Component data from apps and pages:

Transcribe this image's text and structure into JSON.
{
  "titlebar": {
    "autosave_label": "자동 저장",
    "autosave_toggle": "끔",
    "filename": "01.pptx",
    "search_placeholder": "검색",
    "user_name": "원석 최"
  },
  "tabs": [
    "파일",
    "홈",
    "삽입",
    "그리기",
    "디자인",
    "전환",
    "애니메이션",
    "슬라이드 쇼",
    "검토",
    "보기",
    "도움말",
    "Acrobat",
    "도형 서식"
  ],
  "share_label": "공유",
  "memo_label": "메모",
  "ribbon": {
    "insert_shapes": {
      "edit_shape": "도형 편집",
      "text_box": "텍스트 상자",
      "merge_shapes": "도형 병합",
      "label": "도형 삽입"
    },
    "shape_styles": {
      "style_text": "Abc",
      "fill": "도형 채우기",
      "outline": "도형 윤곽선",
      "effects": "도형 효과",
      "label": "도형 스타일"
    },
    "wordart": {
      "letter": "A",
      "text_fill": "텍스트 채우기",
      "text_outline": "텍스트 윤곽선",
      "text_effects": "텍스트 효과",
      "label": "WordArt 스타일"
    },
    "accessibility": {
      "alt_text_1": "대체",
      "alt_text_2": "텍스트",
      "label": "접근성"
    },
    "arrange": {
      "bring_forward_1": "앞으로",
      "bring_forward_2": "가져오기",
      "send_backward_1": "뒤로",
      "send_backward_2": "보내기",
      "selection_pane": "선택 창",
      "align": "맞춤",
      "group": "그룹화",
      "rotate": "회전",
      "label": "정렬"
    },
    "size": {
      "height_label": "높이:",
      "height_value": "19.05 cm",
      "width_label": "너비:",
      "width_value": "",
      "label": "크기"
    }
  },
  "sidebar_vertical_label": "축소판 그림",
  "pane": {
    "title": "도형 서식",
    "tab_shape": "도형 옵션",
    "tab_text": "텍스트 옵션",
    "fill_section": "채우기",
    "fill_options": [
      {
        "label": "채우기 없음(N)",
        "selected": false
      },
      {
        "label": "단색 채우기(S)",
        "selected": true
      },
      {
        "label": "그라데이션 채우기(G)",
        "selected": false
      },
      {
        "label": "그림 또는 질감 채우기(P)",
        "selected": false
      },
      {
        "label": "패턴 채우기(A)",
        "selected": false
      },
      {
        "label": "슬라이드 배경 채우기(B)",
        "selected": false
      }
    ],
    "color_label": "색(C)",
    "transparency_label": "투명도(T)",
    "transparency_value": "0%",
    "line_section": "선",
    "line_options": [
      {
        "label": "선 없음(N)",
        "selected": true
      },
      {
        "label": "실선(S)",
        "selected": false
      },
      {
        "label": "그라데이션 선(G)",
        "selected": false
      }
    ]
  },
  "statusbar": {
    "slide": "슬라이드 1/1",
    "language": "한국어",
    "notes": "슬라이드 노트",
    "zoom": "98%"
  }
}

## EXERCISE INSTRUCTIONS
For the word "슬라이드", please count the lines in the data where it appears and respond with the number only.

## TASK RESPONSE
4